How the GOP Tax Bill Would Change Your Bracket

Advertising Disclosure: When you buy something by clicking links on our site, we may earn a small commission, but it never affects the products or services we recommend.

tax reform
designer491 /

Republican leaders in the U.S. House of Representatives unveiled their long-awaited tax reform bill Thursday, promising sweeping financial relief for millions of Americans.

The draft legislation, known as the “Tax Cuts and Jobs Act,” was released by the House Committee on Ways and Means following closed-door meetings and public speeches. Ways and Means is the chief tax-writing committee in the House.

As had been widely expected following a White House statement in April and Republican outline in September, the bill overhauls individual income tax rates and significantly increases the standard deduction.

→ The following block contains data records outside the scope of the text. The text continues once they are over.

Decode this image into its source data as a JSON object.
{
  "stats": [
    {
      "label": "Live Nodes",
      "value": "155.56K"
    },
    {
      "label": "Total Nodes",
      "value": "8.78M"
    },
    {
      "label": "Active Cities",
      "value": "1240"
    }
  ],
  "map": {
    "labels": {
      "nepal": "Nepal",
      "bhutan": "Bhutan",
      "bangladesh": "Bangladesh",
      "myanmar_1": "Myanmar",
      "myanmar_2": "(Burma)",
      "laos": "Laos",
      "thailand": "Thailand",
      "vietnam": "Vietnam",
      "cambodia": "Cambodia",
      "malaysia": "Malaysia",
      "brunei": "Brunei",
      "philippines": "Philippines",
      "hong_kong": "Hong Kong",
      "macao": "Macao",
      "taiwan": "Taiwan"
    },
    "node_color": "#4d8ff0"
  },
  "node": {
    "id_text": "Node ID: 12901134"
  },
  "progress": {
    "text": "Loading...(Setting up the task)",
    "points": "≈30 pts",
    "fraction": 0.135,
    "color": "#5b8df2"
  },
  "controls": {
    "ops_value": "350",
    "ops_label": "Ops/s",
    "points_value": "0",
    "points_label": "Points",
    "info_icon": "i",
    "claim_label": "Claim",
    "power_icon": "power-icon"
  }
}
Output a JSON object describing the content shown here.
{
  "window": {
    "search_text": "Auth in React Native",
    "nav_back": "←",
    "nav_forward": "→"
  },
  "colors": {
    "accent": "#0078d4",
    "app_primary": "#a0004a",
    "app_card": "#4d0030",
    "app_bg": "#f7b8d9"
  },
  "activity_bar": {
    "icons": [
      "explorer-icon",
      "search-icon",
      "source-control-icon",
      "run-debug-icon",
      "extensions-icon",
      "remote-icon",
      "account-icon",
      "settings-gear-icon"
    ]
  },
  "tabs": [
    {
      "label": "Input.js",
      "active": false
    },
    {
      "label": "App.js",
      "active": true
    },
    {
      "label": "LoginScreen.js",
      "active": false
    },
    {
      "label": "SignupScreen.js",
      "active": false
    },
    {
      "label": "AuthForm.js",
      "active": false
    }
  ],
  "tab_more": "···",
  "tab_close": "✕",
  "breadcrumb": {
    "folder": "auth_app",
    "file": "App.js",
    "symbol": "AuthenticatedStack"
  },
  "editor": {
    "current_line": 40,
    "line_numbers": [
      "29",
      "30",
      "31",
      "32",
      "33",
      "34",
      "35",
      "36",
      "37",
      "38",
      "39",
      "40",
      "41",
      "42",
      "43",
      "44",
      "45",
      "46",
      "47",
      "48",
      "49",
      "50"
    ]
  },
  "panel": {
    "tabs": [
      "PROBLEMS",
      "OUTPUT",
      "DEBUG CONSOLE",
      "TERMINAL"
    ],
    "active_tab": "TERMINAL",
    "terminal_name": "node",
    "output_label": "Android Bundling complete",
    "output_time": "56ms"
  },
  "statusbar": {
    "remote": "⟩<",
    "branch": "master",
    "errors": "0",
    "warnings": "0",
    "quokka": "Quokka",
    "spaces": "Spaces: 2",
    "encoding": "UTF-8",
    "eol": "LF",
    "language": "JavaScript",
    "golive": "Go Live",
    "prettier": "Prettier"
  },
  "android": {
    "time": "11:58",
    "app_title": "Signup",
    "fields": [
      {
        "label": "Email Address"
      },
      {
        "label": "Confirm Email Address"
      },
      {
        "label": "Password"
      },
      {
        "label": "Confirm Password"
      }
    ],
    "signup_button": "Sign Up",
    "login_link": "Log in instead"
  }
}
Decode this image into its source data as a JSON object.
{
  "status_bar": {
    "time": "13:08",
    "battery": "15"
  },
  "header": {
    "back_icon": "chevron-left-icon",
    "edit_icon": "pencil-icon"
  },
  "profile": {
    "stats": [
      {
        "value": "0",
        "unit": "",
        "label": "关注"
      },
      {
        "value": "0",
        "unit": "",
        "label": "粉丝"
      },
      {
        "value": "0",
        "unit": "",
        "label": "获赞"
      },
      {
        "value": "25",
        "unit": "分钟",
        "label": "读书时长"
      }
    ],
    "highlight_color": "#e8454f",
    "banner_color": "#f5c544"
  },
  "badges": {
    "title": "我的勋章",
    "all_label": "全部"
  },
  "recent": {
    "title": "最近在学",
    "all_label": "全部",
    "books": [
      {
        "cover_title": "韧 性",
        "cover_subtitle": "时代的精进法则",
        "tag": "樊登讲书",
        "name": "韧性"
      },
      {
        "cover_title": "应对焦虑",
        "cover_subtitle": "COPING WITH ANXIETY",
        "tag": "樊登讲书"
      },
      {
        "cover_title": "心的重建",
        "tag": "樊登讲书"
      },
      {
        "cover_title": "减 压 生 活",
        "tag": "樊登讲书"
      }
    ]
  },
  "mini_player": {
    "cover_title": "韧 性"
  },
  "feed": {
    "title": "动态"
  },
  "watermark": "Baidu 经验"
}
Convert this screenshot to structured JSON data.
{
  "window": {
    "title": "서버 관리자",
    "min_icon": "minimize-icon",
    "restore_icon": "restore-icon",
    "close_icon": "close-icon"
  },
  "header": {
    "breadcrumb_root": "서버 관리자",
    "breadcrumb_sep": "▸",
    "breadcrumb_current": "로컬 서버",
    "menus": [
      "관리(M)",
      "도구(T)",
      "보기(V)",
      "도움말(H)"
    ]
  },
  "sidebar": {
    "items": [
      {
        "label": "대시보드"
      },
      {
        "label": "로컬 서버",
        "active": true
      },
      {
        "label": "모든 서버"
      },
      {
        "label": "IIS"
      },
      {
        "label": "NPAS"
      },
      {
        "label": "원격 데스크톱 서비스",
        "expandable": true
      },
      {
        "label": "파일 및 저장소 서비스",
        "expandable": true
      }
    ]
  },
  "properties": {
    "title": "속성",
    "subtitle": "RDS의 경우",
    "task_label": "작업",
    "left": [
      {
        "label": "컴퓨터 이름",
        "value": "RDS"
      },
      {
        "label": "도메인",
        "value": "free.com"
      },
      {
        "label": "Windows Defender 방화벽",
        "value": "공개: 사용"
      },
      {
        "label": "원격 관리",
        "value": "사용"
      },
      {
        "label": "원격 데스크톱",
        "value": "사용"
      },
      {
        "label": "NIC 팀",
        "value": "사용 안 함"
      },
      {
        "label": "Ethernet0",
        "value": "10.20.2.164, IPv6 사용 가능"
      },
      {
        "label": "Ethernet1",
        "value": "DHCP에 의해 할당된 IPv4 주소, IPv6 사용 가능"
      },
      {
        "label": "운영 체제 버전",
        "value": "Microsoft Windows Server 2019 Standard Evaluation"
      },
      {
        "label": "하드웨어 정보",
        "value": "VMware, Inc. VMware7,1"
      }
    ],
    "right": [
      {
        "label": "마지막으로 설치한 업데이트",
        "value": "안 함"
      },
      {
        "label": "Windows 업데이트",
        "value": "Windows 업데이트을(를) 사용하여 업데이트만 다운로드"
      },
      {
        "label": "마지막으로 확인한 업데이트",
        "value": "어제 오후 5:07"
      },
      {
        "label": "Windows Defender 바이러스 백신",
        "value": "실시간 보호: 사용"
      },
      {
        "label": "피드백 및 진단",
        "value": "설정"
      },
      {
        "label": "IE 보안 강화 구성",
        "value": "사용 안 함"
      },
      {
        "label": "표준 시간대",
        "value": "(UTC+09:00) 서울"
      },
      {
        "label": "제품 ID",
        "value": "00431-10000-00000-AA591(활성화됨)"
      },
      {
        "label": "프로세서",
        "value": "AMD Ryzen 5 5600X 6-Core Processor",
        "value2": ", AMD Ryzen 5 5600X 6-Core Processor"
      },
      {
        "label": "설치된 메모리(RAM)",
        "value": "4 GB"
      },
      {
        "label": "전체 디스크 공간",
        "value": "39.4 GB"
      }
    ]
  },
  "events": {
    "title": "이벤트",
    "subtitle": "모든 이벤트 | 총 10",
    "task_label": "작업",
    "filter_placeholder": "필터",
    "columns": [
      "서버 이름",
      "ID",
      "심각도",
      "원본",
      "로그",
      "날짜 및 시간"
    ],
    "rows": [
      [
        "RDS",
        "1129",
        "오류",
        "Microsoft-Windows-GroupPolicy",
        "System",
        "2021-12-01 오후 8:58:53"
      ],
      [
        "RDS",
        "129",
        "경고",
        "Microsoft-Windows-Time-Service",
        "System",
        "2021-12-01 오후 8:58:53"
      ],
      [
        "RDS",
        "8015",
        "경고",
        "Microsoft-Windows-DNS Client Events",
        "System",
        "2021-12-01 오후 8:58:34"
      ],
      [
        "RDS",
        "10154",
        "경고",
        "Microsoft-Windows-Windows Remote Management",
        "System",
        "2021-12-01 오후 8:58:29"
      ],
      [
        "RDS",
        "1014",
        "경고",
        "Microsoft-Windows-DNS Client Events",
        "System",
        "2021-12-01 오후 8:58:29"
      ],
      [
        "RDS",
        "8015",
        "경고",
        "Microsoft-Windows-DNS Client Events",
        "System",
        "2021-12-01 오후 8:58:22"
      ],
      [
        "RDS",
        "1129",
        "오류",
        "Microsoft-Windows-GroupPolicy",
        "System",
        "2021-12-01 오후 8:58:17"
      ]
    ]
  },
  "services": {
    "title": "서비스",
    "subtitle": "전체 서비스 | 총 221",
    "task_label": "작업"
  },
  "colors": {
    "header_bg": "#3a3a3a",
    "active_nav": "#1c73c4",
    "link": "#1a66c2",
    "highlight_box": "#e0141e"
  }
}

We’ve already discussed some of the ways in which this tax plan might impact your wallet in “Tax Reform: 5 Things They’re Not Telling You.” But the changes in individual tax rates also are likely to have a big impact on how much money you end up paying to Uncle Sam.

New tax brackets and standard deductions

The Tax Cuts and Jobs Act proposes to reduce the number of individual income tax brackets. Rather than seven, there would be four main brackets:

  • 12 percent tax rate
  • 25 percent tax rate (which would apply to single taxpayers earning at least $45,000 and joint filers and surviving spouses earning at least $90,000, for example)
  • 35 percent tax rate (single taxpayers earning at least $200,000 and joint filers and surviving spouses earning at least $260,000)
  • 39.6 percent tax rate (single taxpayers earning at least $500,000 and joint filers and surviving spouses earning at least $1 million)

As we noted earlier today, the standard deduction also would nearly double under the House’s tax overhaul bill, rising to:

  • $24,000 for joint filers and surviving spouses
  • $18,000 for unmarried individuals with least one qualifying child
  • $12,000 for everyone else

The standard deduction can reduce the amount of your income taxed by the federal government, according to the Internal Revenue Service. For example, if your standard deduction was $12,000 for tax year 2017 and you chose to take the standard deduction, you would not be taxed on the first $12,000 of income you earned in 2017.

Currently, the standard deduction is based on multiple factors besides tax filing status, such as age and income. If you don’t know what your standard deduction was last year, you can use the IRS’ “How Much Is My Standard Deduction?” tool to figure it out.

What now?

The bill introduced Thursday is effectively a draft of legislation proposed by the Committee on Ways and Means. While it could become law, it is far from it right now.

The bill has a long road ahead. Both the House and Senate must vote to pass the bill and agree on a single version of it before it would be final. Only then could it be sent to President Donald Trump’s desk, giving him the opportunity to sign it into law.

Still, the introduction of even draft legislation is a significant step in this process. Further, if Republicans are able to see the bill through, it will mark the first time that the U.S. tax code was overhauled since President Ronald Reagan signed the 1986 Tax Reform Act into law.

So, what’s your take on this step in the GOP’s tax reform efforts? Sound off below or over on our Facebook page.

Get smarter with your money!

Want the best money-news and tips to help you make more and spend less? Then sign up for the free Money Talks Newsletter to receive daily updates of personal finance news and advice, delivered straight to your inbox. Sign up for our free newsletter today.